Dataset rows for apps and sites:
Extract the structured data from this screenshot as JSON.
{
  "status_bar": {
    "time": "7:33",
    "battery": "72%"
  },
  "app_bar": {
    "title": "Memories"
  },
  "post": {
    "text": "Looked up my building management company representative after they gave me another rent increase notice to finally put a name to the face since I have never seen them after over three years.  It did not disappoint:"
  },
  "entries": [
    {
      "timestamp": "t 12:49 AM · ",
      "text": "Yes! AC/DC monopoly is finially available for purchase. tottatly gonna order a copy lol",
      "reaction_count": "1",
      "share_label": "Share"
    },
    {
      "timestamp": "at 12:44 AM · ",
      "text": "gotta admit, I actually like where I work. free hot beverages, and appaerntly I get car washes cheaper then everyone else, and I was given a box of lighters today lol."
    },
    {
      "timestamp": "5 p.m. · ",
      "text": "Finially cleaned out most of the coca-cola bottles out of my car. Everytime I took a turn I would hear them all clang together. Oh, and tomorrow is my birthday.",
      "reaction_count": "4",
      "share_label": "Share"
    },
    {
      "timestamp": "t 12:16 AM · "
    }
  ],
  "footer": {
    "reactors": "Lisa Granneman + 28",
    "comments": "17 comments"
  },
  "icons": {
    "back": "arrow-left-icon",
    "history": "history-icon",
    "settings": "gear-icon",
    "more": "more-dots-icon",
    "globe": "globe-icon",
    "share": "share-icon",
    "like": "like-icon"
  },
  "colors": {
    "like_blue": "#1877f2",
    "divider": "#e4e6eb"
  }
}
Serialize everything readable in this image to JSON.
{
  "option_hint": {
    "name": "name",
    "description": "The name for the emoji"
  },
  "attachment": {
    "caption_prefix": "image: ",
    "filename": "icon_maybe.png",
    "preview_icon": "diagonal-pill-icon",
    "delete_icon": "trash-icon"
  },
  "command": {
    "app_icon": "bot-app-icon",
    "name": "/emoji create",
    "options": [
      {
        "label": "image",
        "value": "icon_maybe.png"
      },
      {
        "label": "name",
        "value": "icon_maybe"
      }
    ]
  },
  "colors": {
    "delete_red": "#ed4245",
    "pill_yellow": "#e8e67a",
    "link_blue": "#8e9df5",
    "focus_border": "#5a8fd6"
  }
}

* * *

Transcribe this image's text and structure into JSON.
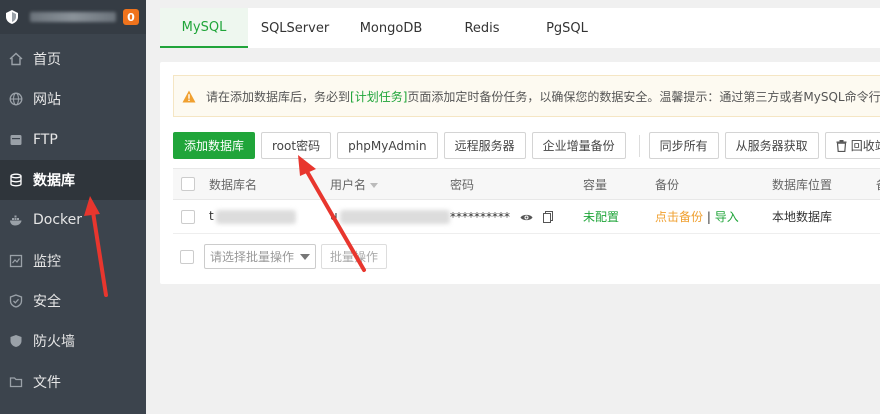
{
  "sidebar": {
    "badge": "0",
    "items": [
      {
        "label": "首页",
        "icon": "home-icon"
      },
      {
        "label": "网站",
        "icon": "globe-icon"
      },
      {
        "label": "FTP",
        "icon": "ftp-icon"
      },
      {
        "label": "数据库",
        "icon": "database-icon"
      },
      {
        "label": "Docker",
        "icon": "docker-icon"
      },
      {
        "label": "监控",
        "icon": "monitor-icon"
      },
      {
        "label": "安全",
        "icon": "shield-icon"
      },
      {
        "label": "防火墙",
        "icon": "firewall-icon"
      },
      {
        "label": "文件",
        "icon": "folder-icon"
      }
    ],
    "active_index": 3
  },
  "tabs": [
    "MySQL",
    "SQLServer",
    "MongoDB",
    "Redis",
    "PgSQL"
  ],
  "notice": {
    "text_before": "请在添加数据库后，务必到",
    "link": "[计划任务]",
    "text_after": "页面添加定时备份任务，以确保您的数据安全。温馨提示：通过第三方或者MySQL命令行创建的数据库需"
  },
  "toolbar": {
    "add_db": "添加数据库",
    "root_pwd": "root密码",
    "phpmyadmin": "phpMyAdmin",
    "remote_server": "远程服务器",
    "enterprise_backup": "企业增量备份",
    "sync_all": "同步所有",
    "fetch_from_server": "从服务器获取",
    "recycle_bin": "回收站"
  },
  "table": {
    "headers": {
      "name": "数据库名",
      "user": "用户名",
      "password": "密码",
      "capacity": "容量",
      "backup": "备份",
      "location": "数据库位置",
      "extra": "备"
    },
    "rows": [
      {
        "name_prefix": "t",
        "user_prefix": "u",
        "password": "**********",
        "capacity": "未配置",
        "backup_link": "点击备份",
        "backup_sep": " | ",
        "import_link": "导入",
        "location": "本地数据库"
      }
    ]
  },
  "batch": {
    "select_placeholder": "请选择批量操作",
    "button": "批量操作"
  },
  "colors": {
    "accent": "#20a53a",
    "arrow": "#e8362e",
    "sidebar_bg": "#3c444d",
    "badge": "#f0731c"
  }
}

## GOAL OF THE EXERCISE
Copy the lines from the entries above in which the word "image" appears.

## RESPONSE FOR THIS EXERCISE
Serialize everything readable in this image to JSON.
    "caption_prefix": "image: ",
        "label": "image",
Transcribe this image's text and structure into JSON.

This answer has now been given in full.